■ Task prompt:
What is needed is an exact reproduction of the listing, without its pictures.
-=-=-
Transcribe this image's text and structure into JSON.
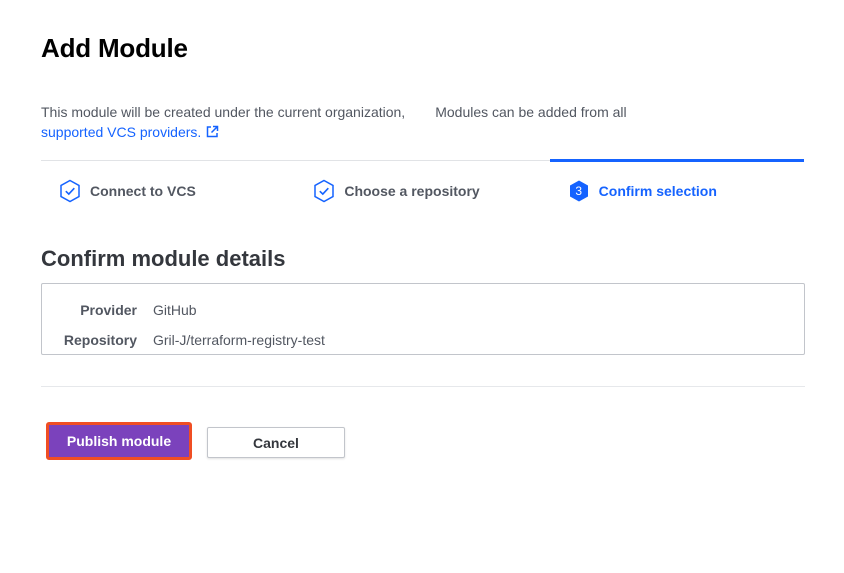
{
  "page": {
    "title": "Add Module"
  },
  "intro": {
    "text_part1": "This module will be created under the current organization,",
    "text_part2": "Modules can be added from all",
    "link_text": "supported VCS providers."
  },
  "steps": [
    {
      "label": "Connect to VCS",
      "state": "complete",
      "icon": "check-hexagon-icon"
    },
    {
      "label": "Choose a repository",
      "state": "complete",
      "icon": "check-hexagon-icon"
    },
    {
      "label": "Confirm selection",
      "state": "active",
      "number": "3",
      "icon": "number-hexagon-icon"
    }
  ],
  "details": {
    "title": "Confirm module details",
    "rows": [
      {
        "label": "Provider",
        "value": "GitHub"
      },
      {
        "label": "Repository",
        "value": "Gril-J/terraform-registry-test"
      }
    ]
  },
  "actions": {
    "publish_label": "Publish module",
    "cancel_label": "Cancel"
  },
  "colors": {
    "accent_blue": "#1563ff",
    "publish_purple": "#7b42bc",
    "highlight_border": "#f04e23"
  }
}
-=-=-
■ Exercise solution:
Transcribe this image's text and structure into JSON.
{
  "page": {
    "title": "Add Module"
  },
  "intro": {
    "text_part1": "This module will be created under the current organization,",
    "text_part2": "Modules can be added from all",
    "link_text": "supported VCS providers."
  },
  "steps": [
    {
      "label": "Connect to VCS",
      "state": "complete",
      "icon": "check-hexagon-icon"
    },
    {
      "label": "Choose a repository",
      "state": "complete",
      "icon": "check-hexagon-icon"
    },
    {
      "label": "Confirm selection",
      "state": "active",
      "number": "3",
      "icon": "number-hexagon-icon"
    }
  ],
  "details": {
    "title": "Confirm module details",
    "rows": [
      {
        "label": "Provider",
        "value": "GitHub"
      },
      {
        "label": "Repository",
        "value": "Gril-J/terraform-registry-test"
      }
    ]
  },
  "actions": {
    "publish_label": "Publish module",
    "cancel_label": "Cancel"
  },
  "colors": {
    "accent_blue": "#1563ff",
    "publish_purple": "#7b42bc",
    "highlight_border": "#f04e23"
  }
}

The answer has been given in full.